"Businesses are facing increased costs across the board and with two years of accumulated debt to repay, our sector is certainly not out of the woods yet."

New Zealand retail electronic card transactions in the hospitality industry were about 4 percent down from last year's levels, data from Statistics NZ shows. 

Marisa Bidois.
Marisa Bidois. Photo credit: File

Long term impact?

The Ministry of Health said last week the BA.5 variant made up about 75 percent of all new coronavirus cases. 

While cases soared in recent weeks - peaking at more than 11,500 in mid-July during the most-recent wave - the seven-day rolling average has dropped enough to suggest the country is through the worst.

The virus' impact on the country's labour market has been evident. People are leaving the country in their droves amid a "brain drain" and companies are crying out for workers. 

Cameron Bagrie at Bagrie Economics said additional waves of the virus would have an enduring impact on the economy. But it's unclear just how bad it would be. 

"No one is sure but we need to be able to manage potential future outbreaks or variants," Bagrie said.

Bagrie. Photo credit: File

Is there any optimism out there? 

The Canterbury region is no stranger to adversity. With Christchurch being forced to rebuild after the devastating earthquake just over a decade ago, COVID-19 was another setback for a city still in regeneration mode.

"Cantabrians are renowned for being pioneers - think Sir Angus Tait, Kate Sheppard and Bill Hamilton, and it's this continued innovation that stands out on the world stage that sets us apart," said Leeann Watson, the chief executive of Canterbury's Employers' Chamber of Commerce.

She was largely optimistic when Newshub quizzed her about the challenges posed by COVID-19 and the city's future.

"Cantabrians have demonstrated over the last 11 years they have the adaptability and buoyancy needed to navigate ongoing disruptions," she said.

"Most businesses in the Canterbury region have quickly rebounded from the impacts associated with COVID-19 however some of the challenges that were exacerbated by restrictive policies and labour market shortages, supply chain issues and inflation will have a longer-term impact.

"Consumer spending habits dip when economic performance dips and that does pose a threat to the retail sector, however, we're hopeful that the resumption of tourism will alleviate some of that pressure."

She was confident Canterbury businesses would continue growing, despite those economic threats.

That growth would be aided by New Zealand's borders fully reopening to visitors from around the world late last month - a much-needed boost for the country's hard-hit tourism industry, which was also optimistic. 

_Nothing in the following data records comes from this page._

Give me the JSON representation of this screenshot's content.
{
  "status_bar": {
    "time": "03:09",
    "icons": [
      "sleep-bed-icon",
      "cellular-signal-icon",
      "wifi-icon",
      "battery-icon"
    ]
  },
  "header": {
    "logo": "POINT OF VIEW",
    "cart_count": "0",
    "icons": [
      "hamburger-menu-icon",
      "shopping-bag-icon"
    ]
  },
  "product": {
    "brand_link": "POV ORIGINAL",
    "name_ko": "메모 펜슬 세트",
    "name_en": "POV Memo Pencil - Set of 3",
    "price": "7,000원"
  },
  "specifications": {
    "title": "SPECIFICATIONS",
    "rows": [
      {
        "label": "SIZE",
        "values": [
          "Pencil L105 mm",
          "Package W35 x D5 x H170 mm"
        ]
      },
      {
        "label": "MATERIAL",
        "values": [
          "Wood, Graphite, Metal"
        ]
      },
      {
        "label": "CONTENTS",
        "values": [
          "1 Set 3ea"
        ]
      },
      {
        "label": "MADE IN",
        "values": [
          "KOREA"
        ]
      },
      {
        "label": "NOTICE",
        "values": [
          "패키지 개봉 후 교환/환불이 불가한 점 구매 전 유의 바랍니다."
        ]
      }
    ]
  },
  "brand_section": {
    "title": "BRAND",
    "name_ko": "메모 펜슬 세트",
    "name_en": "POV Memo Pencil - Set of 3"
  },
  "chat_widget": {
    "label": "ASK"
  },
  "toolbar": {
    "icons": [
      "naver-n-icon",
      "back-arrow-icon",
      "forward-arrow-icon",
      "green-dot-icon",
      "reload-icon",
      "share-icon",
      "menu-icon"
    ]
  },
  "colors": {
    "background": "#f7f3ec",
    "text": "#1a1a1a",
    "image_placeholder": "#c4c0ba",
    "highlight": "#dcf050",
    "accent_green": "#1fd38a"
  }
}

"Although it is too soon to say how the summer will compare with pre-pandemic levels of trade, and it certainly won’t be a return to 2019, the industry is growing increasingly optimistic," said Tourism Industry Aotearoa chief executive Rebecca Ingram. "We are also hearing that international travelers who are concerned about the war in Ukraine are finding New Zealand an attractive alternative to traveling to Europe."

But, like every industry, tourism is also struggling to manage ever-increasing costs. 

"Increasing costs and constraints on capacity are already pushing up the price of travel and it seems that is likely to continue in the short term," Ingram said.

"The need to attract great people to work in the industry is the biggest concern for many operators so they are able to offer the fantastic visitor experiences that New Zealand is known for.

"We are enormously grateful for the support Kiwis have given their tourism industry over the last two years. Now they have had a chance to discover what amazing holiday experiences Aotearoa New Zealand has to offer, we hope they will continue to enjoy holidaying locally."